[Opening Material for the task section]

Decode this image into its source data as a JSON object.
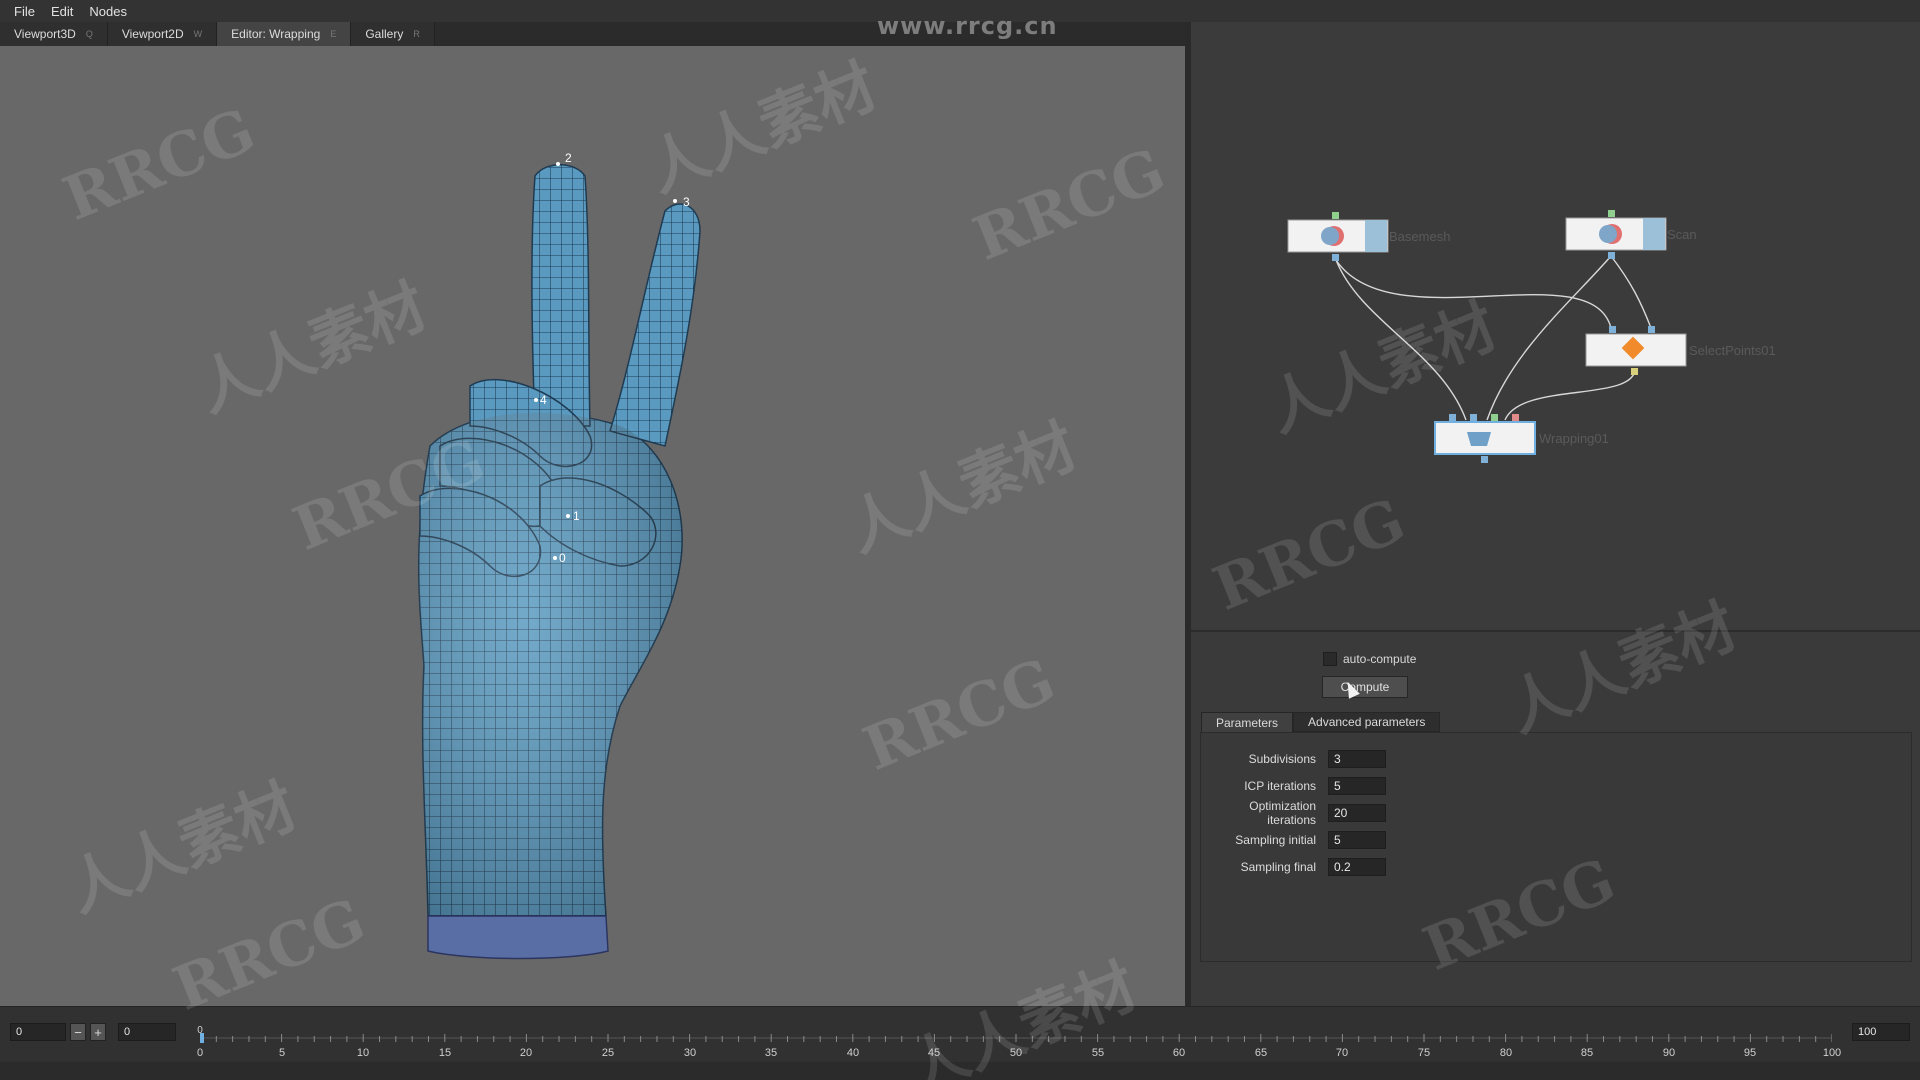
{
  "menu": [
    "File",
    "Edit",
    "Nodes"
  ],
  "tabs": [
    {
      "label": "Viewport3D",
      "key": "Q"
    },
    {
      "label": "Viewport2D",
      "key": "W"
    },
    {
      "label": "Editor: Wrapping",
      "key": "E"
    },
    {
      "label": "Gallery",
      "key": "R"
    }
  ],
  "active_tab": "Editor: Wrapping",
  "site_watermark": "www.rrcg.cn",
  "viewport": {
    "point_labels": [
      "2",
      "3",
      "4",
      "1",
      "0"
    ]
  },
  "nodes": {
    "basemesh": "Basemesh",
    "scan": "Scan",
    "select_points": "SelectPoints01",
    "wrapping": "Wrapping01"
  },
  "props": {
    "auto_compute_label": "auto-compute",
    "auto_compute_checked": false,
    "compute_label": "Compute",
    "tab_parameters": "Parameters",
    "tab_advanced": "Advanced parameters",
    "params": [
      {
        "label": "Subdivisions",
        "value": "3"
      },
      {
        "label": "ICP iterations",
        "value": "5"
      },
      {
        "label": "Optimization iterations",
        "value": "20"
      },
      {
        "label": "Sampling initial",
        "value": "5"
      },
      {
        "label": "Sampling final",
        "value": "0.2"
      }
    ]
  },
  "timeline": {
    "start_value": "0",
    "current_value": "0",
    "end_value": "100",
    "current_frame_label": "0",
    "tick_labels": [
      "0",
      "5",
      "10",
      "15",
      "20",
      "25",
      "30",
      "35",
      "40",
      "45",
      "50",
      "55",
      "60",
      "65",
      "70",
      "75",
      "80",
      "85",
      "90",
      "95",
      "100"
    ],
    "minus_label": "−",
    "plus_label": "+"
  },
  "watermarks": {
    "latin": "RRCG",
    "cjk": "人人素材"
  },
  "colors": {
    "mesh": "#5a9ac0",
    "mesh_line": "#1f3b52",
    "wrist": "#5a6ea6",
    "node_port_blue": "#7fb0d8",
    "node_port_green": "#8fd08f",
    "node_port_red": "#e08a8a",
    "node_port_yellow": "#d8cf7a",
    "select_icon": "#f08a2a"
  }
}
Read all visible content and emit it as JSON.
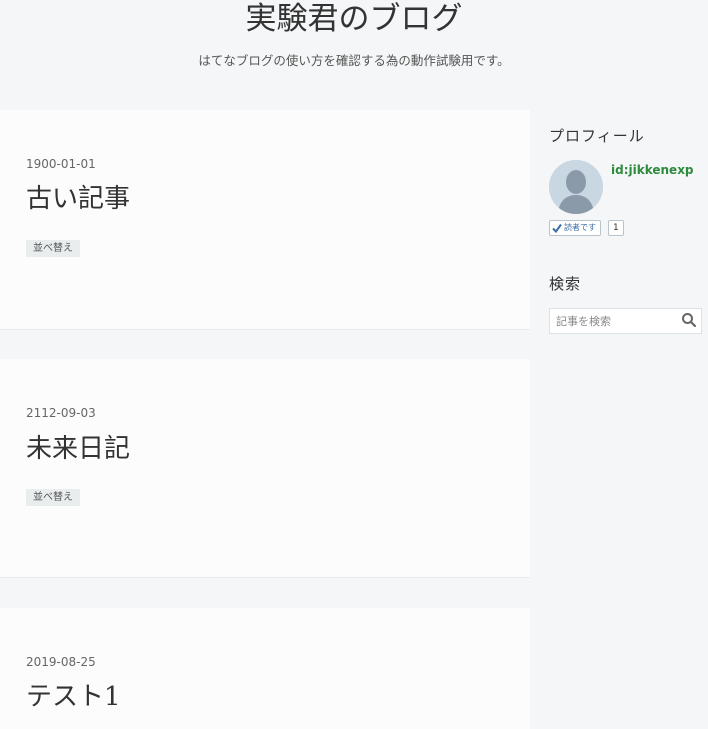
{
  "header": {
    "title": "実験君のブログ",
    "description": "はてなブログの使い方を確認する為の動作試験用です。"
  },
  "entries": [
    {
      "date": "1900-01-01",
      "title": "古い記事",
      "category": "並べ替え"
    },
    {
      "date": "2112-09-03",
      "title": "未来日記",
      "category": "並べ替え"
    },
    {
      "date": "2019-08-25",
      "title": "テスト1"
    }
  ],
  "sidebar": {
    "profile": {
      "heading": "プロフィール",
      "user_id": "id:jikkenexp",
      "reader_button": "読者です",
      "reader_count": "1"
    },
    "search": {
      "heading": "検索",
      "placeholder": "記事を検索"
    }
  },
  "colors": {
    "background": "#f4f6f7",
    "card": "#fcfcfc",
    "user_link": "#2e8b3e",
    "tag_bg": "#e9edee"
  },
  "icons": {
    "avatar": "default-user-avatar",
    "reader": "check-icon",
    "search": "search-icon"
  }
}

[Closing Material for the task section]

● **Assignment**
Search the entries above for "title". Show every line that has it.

● **Worked solution**
    "title": "実験君のブログ",
      "title": "古い記事",
      "title": "未来日記",
      "title": "テスト1"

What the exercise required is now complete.